For fans of Twins and Allergic, a must-have graphic novel about five very different students who are forced together by their school to complete community service... and may just have more in common than they thought.
Can five overlooked kids make one big difference?
There's George: the brain
Sara: the loner
Dayara: the tough kid
Nico: the rich kid
And Miguel: the athlete
And they're stuck together when they're forced to complete their school's community service hours. Although they're sure they have nothing in common with one another, some people see them as all the same . . . just five Spanish-speaking kids.
Then they meet someone who truly needs their help, and they must decide whether they are each willing to expose their own secrets to help . . . or if remaining invisible is the only way to survive middle school.
With text in English and Spanish, Invisible features a groundbreaking format paired with an engaging, accessible, and relatable storyline. This Breakfast Club-inspired story by Christina Diaz Gonzalez, award-winning author of Concealed, and Gabriela Epstein, illustrator of two Baby-Sitters Club graphic novel adaptations, is a must-have graphic novel about unexpected friendships and being seen for who you really are.
Gr 4-7--When George, who is Puerto Rican, is assigned community service hours working in his middle school cafeteria with "other students like you," he expects to be with the gifted kids, but instead, he finds out that the only thing he has in common with the volunteer group is that they are all Latinx students being unfairly stereotyped by their educators. There's Miguel, the jock who secretly loves drawing, who is Dominican; Dayara, a Cuban girl who constantly gets in trouble and struggles in school; Sara, a loner, who is Mexican; and Nico, a Venezuelan boy with a reputation as a stuck-up rich kid. By the end of the week, they are all called into the principal's office to explain how the five of them "conspired to do something." As each student tells their portion of the story, readers are shown the complexity and individuality of each of their lives, shattering the stereotypes that the adults and other students in the story place on them. However, what makes this modern Breakfast Club story truly unique is the use of Spanish and English text to expose readers to the complexities of multi-language literacy. Each character has their own level of ability with English and Spanish, making their individual voices and communication methods unique, but ample translations of both languages make for an enjoyable reading experience. VERDICT A welcome addition to any graphic novel collection, Invisible skillfully explores the negative impact of stereotyping while also offering an entertaining and spirited reading experience.--Amanda MelilliCopyright 2022 School Library Journal, LLC Used with permission.

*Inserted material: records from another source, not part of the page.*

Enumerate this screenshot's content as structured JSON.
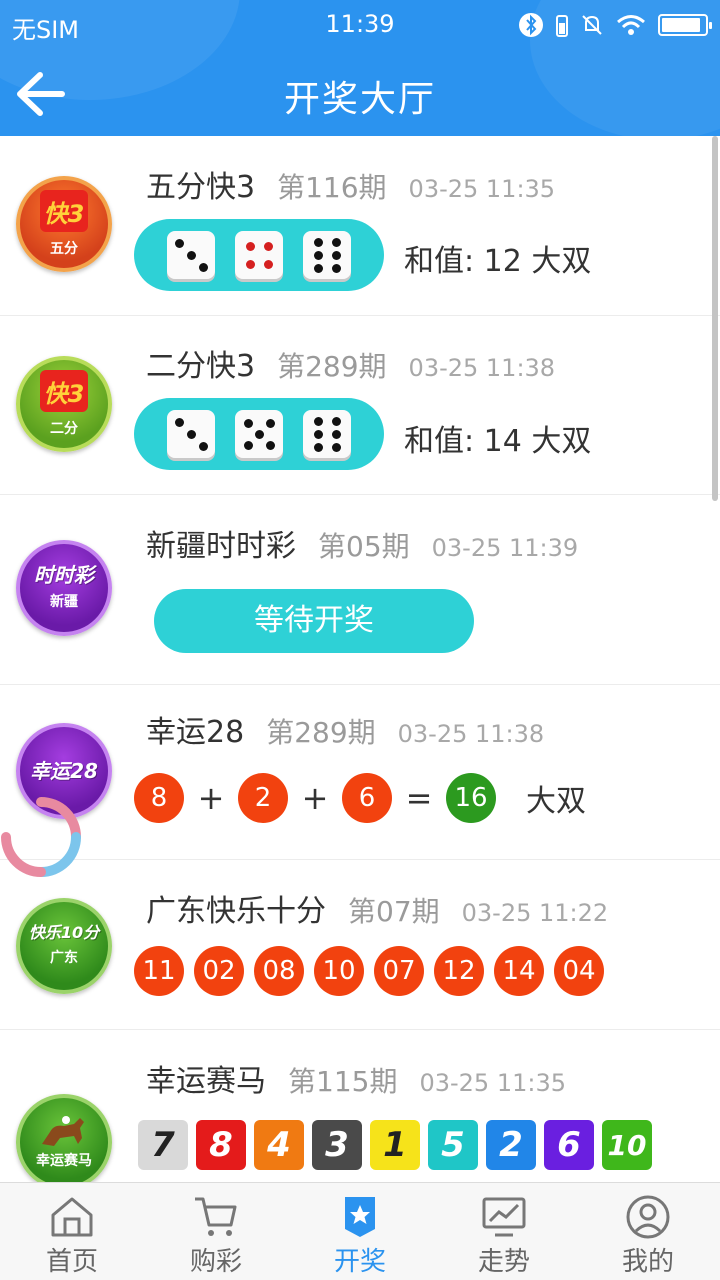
{
  "status_bar": {
    "carrier": "无SIM",
    "time": "11:39"
  },
  "header": {
    "title": "开奖大厅"
  },
  "colors": {
    "brand": "#2b93ef",
    "pill": "#2ed1d6",
    "ball_red": "#f2420f",
    "ball_green": "#2c9a1f"
  },
  "lotteries": [
    {
      "name": "五分快3",
      "issue": "第116期",
      "time": "03-25 11:35",
      "logo_main": "快3",
      "logo_sub": "五分",
      "dice": [
        3,
        4,
        6
      ],
      "result": "和值: 12  大双"
    },
    {
      "name": "二分快3",
      "issue": "第289期",
      "time": "03-25 11:38",
      "logo_main": "快3",
      "logo_sub": "二分",
      "dice": [
        3,
        5,
        6
      ],
      "result": "和值: 14  大双"
    },
    {
      "name": "新疆时时彩",
      "issue": "第05期",
      "time": "03-25 11:39",
      "logo_main": "时时彩",
      "logo_sub": "新疆",
      "waiting_label": "等待开奖"
    },
    {
      "name": "幸运28",
      "issue": "第289期",
      "time": "03-25 11:38",
      "logo_main": "幸运28",
      "balls": [
        "8",
        "2",
        "6"
      ],
      "ops": [
        "+",
        "+",
        "="
      ],
      "sum": "16",
      "result": "大双"
    },
    {
      "name": "广东快乐十分",
      "issue": "第07期",
      "time": "03-25 11:22",
      "logo_main": "快乐10分",
      "logo_sub": "广东",
      "balls": [
        "11",
        "02",
        "08",
        "10",
        "07",
        "12",
        "14",
        "04"
      ]
    },
    {
      "name": "幸运赛马",
      "issue": "第115期",
      "time": "03-25 11:35",
      "logo_sub": "幸运赛马",
      "squares": [
        {
          "n": "7",
          "bg": "#d9d9d9",
          "fg": "#222222"
        },
        {
          "n": "8",
          "bg": "#e41b1b",
          "fg": "#ffffff"
        },
        {
          "n": "4",
          "bg": "#f07a12",
          "fg": "#ffffff"
        },
        {
          "n": "3",
          "bg": "#4a4a4a",
          "fg": "#ffffff"
        },
        {
          "n": "1",
          "bg": "#f6e31a",
          "fg": "#222222"
        },
        {
          "n": "5",
          "bg": "#1fc6c7",
          "fg": "#ffffff"
        },
        {
          "n": "2",
          "bg": "#2186e8",
          "fg": "#ffffff"
        },
        {
          "n": "6",
          "bg": "#6a1fe0",
          "fg": "#ffffff"
        },
        {
          "n": "10",
          "bg": "#3fb71b",
          "fg": "#ffffff"
        }
      ]
    }
  ],
  "tabs": [
    {
      "label": "首页",
      "icon": "home-icon"
    },
    {
      "label": "购彩",
      "icon": "cart-icon"
    },
    {
      "label": "开奖",
      "icon": "award-icon",
      "active": true
    },
    {
      "label": "走势",
      "icon": "trend-icon"
    },
    {
      "label": "我的",
      "icon": "user-icon"
    }
  ]
}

"A story that shouldn't be missed." - Entertainment Weekly
"Illuminating and engaging. With a sweet twist at the end, multifaceted characters, and moments of genuine comedy, this is pitch-perfect for anyone who loves Raina Telgemeier or Varian Johnson." — Booklist, starred review
"Invisible celebrates individuality and community while transcending language barriers." - Bookpage, starred review